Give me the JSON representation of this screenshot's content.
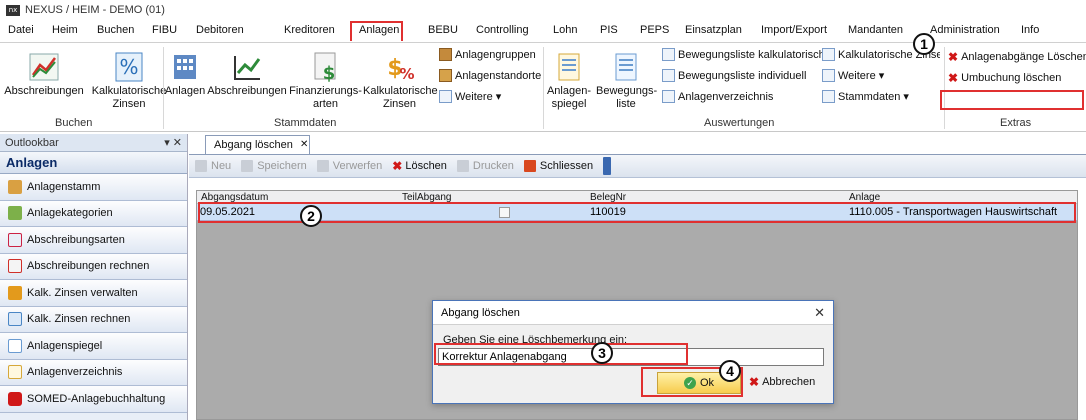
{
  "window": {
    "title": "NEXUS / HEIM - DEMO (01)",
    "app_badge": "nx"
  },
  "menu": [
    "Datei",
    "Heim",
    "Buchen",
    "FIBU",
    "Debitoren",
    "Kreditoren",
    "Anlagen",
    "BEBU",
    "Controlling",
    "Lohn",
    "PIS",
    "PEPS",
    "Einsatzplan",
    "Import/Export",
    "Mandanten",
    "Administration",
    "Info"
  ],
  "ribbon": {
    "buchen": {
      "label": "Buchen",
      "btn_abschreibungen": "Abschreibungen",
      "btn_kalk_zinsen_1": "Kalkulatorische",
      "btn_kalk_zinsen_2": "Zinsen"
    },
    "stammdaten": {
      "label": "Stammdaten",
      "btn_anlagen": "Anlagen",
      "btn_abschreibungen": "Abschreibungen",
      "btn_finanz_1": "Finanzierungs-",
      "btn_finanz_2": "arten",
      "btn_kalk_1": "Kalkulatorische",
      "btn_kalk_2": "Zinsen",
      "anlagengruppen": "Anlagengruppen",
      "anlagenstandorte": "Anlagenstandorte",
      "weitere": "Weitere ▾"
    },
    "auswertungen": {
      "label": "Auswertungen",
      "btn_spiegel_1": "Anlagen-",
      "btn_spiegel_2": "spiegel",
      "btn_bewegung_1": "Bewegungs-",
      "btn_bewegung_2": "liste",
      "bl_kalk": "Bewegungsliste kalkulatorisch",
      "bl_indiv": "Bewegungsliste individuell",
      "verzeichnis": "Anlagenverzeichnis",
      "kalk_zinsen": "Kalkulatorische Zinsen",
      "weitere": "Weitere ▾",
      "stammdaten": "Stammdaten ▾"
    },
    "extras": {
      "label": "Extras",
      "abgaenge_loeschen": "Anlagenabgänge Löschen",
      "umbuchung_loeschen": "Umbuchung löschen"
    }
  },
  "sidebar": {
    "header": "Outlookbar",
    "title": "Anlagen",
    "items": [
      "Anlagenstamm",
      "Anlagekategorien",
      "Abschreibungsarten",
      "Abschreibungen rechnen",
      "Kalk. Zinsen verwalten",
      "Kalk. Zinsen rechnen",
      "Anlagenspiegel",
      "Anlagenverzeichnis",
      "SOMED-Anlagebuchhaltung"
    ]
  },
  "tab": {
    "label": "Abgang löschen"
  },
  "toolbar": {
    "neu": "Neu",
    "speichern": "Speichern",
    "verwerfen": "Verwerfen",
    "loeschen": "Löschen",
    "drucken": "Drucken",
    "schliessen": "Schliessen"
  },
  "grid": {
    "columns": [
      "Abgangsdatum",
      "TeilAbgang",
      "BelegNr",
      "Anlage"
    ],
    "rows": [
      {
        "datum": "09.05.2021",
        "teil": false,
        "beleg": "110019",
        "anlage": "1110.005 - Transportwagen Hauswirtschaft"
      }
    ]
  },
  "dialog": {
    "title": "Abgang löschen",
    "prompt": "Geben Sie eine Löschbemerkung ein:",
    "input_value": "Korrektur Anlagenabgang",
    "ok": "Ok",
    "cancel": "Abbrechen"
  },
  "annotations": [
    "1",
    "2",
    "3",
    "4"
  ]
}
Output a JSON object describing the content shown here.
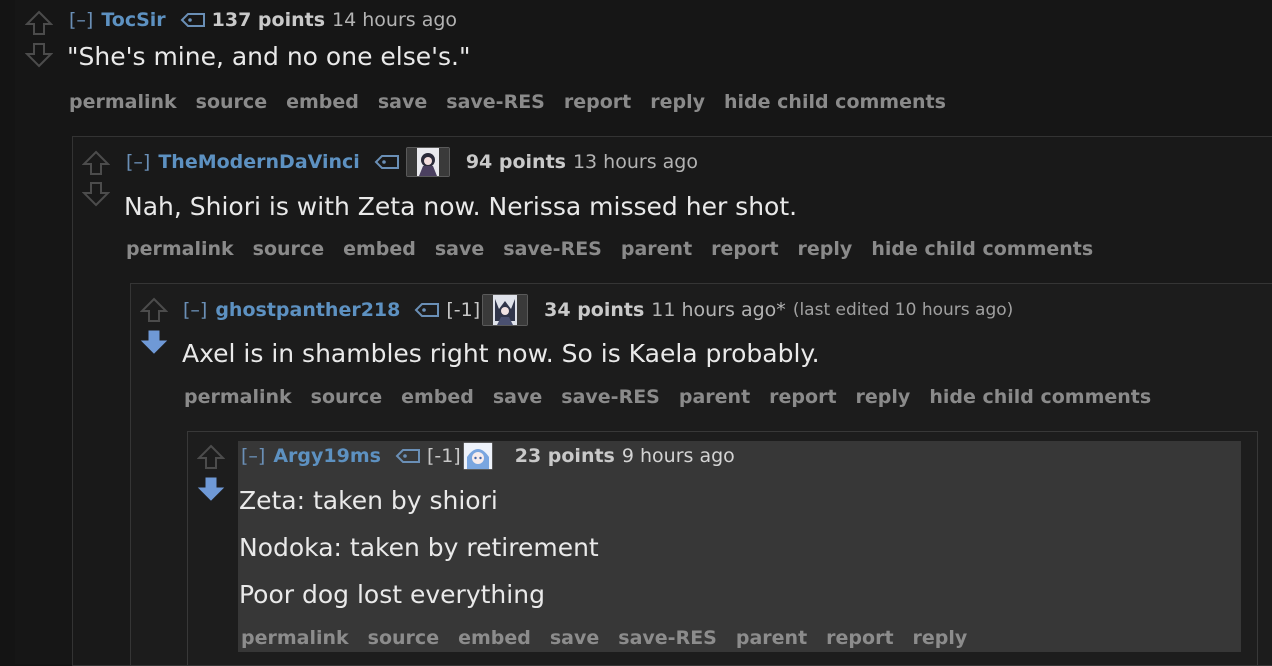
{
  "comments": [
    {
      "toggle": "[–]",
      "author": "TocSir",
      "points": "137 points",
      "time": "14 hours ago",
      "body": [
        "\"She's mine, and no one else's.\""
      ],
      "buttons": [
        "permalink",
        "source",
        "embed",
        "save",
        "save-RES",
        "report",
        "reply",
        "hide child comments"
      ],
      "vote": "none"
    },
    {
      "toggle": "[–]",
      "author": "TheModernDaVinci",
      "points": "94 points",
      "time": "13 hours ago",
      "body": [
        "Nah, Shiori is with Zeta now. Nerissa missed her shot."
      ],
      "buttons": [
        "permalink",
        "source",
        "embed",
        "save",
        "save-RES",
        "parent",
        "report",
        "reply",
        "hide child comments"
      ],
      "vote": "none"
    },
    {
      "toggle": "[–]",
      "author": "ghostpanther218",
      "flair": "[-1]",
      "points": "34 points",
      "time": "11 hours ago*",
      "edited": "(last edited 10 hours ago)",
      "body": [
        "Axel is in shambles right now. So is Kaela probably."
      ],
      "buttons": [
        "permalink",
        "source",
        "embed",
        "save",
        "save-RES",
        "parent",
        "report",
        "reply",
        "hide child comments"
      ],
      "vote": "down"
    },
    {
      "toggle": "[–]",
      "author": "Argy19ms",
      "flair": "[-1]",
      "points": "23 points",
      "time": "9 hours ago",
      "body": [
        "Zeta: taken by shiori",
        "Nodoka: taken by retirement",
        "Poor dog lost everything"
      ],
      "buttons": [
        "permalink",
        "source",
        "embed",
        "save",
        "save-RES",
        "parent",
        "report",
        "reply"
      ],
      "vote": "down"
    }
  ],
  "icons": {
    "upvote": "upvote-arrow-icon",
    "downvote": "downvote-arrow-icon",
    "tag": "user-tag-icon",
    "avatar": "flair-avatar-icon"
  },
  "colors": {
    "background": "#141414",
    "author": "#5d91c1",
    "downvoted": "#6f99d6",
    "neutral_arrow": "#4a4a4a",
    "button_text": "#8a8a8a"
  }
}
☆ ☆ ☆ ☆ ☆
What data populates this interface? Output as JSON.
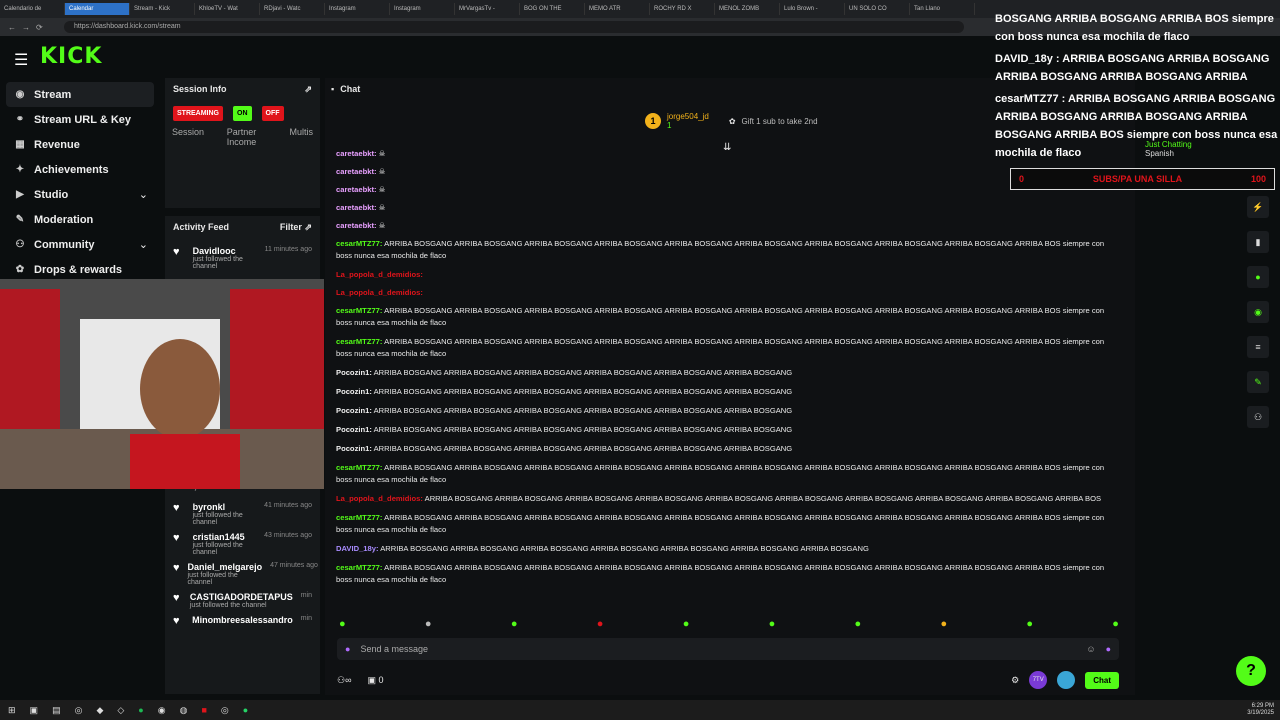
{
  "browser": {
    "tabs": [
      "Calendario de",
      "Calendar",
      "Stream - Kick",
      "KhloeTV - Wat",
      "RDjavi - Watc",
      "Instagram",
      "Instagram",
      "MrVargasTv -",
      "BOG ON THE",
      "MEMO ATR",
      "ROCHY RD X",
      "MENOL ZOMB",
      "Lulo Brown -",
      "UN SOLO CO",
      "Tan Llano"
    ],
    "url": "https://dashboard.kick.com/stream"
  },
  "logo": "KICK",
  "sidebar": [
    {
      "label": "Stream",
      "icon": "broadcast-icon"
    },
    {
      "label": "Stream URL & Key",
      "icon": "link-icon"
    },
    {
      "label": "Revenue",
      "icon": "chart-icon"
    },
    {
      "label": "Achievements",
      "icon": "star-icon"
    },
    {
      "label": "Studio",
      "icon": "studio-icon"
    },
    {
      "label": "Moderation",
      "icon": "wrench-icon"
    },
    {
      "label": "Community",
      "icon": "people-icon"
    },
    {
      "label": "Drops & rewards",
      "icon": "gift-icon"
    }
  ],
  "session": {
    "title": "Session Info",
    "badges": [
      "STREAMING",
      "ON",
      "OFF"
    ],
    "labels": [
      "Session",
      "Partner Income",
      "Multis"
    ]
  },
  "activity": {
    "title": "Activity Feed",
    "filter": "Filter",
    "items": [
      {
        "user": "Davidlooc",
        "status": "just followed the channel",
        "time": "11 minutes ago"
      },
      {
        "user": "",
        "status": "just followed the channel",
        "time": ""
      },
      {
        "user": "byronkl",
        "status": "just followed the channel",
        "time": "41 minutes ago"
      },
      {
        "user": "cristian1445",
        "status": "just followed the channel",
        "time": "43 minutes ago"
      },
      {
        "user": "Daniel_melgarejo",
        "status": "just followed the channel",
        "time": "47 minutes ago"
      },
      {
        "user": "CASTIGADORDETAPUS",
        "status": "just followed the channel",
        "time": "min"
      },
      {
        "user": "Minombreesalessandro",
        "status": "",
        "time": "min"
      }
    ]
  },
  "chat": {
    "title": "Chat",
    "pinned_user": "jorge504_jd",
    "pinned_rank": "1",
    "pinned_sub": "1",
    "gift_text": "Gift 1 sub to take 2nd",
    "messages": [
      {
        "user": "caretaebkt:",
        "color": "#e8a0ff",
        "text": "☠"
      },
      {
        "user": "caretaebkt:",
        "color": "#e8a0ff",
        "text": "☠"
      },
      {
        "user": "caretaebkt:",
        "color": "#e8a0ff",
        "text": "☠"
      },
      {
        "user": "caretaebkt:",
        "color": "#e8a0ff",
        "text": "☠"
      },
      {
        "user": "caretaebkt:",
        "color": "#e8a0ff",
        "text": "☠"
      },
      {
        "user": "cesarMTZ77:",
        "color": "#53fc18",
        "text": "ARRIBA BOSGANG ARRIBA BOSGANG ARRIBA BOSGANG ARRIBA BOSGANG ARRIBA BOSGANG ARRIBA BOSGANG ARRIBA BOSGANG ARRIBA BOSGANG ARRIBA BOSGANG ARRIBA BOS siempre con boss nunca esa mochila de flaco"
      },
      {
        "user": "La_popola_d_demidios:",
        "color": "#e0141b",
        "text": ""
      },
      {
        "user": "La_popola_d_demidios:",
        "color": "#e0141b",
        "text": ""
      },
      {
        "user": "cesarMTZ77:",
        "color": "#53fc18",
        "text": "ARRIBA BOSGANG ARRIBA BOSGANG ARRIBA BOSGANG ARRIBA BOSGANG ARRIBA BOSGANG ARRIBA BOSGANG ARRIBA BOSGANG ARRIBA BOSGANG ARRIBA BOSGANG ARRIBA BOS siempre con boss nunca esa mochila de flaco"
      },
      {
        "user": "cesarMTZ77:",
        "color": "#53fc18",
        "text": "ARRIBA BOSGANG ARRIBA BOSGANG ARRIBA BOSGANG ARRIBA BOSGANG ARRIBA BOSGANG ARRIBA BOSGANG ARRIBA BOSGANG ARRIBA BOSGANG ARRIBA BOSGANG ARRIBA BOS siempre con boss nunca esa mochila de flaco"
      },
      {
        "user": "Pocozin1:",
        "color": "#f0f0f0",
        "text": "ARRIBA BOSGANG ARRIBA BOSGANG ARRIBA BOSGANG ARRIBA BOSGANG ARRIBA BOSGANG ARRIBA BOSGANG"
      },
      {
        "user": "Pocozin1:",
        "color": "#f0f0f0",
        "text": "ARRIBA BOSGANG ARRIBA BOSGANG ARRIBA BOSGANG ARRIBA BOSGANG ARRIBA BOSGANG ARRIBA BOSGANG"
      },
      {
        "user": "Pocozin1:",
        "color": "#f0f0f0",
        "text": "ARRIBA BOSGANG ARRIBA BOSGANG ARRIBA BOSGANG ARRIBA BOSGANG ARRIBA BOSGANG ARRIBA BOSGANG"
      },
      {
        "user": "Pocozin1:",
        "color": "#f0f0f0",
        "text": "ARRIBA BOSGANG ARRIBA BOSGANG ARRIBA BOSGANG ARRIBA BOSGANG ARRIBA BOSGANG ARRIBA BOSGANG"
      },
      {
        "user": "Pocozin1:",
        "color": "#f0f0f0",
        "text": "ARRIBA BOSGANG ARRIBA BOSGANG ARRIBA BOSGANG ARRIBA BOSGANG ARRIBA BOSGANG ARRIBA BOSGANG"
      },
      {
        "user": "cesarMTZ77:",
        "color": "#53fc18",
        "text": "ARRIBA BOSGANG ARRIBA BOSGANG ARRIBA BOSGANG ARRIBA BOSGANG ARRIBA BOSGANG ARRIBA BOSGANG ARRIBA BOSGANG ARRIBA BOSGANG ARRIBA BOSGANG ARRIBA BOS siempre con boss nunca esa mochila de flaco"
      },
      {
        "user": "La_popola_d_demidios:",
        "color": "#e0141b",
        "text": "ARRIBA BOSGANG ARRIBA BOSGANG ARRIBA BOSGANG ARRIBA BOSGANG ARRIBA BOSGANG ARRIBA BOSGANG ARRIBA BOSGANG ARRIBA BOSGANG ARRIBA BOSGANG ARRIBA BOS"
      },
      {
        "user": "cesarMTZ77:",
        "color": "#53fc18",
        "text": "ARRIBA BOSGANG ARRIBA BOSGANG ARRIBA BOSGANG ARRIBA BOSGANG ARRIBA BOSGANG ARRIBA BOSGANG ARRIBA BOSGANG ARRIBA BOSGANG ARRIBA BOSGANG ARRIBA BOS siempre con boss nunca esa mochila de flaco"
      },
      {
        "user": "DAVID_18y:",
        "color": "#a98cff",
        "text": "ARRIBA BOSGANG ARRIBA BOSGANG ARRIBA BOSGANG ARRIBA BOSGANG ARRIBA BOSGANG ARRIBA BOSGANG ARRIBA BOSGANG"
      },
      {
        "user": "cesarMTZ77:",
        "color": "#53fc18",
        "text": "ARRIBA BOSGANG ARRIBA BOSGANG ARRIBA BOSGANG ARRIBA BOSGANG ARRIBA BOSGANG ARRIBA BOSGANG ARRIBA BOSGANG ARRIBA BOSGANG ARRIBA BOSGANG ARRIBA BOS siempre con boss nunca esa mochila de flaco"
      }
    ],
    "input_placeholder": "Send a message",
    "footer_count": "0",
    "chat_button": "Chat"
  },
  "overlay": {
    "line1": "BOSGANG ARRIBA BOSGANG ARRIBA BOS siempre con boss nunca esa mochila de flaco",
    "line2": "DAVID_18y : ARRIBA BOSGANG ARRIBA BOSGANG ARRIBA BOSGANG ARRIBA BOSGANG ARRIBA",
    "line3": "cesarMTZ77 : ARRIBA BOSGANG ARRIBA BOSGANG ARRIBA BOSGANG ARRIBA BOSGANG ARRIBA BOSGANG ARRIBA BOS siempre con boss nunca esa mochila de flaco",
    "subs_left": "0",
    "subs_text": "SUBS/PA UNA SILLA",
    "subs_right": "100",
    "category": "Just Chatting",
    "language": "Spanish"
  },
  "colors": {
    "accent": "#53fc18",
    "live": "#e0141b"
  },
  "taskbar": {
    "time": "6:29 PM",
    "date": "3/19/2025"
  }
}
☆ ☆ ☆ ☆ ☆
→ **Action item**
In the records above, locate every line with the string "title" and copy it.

→ **Written solution**
    "title": "NEXUS / HEIM - DEMO (01)",
    "title": "Anlagen",
    "title": "Abgang löschen",
    "title": "Session Info",
    "title": "Activity Feed",
    "title": "Chat",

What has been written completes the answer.